Opposition lawmakers stall vote on Japan security bills


Opposition lawmakers in Japan, backed by thousands of supporters on the streets outside parliament, continued to stall a vote on controversial security bills Thursday, news reports said.

The ruling bloc, which includes Prime Minister Shinzo Abe’s Liberal Democratic Party, was unable to overcome procedural hurdles to hold the vote Wednesday night, as they had planned, Japan Times daily reported.

A board meeting scheduled for 6 pm (1100 GMT) on Wednesday was delayed when opposition lawmakers blocked a corridor inside the Diet building, while large crowds of demonstrators gathered outside.

Over 10,000 people attended the protest, news agency Jiji Press reported.

The session did not conclude until 3:30 am, when both sides agreed to continue discussions on Thursday morning.

The opposition hopes to delay the vote as long as possible while seeking additional support from voters. Polls suggest that more than 60 per cent of the public opposes the bills, the report said.

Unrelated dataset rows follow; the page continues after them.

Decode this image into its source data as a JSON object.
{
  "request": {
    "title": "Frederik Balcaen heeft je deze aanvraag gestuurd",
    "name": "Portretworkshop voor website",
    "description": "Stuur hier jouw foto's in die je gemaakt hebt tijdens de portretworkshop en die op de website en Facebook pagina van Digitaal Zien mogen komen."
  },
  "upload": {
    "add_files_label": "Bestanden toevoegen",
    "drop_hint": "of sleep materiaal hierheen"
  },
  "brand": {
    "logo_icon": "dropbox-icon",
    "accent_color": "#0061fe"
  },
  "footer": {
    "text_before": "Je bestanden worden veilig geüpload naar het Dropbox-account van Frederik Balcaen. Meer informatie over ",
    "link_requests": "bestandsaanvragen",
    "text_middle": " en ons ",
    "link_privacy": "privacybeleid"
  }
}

The bills would permit Japan’s military to act in “collective self-defence” if its interests were threatened at home or abroad, an action that many consider to be unconstitutional.